States appear to be cracking down on compounding pharmacies nationwide, in the wake of a meningitis outbreak linked to contaminated steroid injections that were mixed by a Massachusetts pharmacy and shipped to medical providers throughout the United States.
Compounding pharmacies are designed to supply local health care facilities with tailor-made drugs for specific patients. However, the New England Compounding Center (NECC), which recalled more than 17,000 vials of steroid injections believed to be contaminated with fungus, employed sales representatives throughout the United States and distributed medications to facilities in at least 23 states.
According to the latest update on the meningitis outbreak linked to the NECC compounding pharmacy, the U.S. Centers for Disease Control and Prevention (CDC) indicates that illnesses have been confirmed in 19 different states, including 363 cases of fungal meningitis, 7 joint infections and 28 deaths.
State and federal regulators have faced substantial criticism for lax enforcement of quality control standards at compounding pharmacies and for failing to take steps that may have prevented the meningitis outbreak.
Enforcement Against Other Compounding Pharmacies
A long history of problems at NECC have now been identified, including failure to maintain a controlled clean room to reduce the risk of microbial contamination during the processing of drugs and a failure to ensure that medications were safe before they were distributed.
Since the outbreak, NECC has surrendered its license and now faces a criminal investigation in Massachusetts, potential federal charges and a number of product liability and class action lawsuits over the recalled steroid injections.
Other compounding pharmacies are now starting to see stronger enforcement actions by state regulatory agencies, which many believe are long-overdue in the industry.

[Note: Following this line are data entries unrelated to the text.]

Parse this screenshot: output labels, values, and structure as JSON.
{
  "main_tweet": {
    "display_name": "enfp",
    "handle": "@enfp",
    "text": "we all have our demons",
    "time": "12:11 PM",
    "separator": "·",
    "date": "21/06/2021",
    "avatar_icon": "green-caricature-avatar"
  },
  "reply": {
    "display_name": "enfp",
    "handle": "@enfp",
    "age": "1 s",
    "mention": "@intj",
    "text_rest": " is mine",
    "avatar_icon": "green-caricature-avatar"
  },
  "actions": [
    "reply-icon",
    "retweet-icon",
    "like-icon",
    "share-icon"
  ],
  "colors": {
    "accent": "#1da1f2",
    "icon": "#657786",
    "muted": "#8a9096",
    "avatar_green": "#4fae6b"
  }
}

This week, Florida announced that it has suspended the license of a Rejuvi Pharmaceuticals, a compounding pharmacy in Boca Raton. Inspectors say the pharmacy violated a number of statutes, including rules on cleaniliness and how drugs were dispensed, both of which problems identified at NECC that are believed to be contributing factors to the current fungal meningitis outbreak.
Florida officials say that they reviewed prior inspections of Rejuvi Pharmaceuticals and found that many of the violations had been noted before, but no action had been taken and the compounding pharmacy had failed to address them. This is similar to reports and FDA documents that showed that NECC had problems dating back at least eight years.
In Massachusetts, state regulators announced that a second compounding pharmacy, called Infusion Resource, agreed to surrender its license this week. It did so after it was found to have a center where it distributed intravenous medication, which is a violation of state law that requires facilities to obtain a clinic license to do so. There were also issues that could have compromised the sterility of its products, state officials said.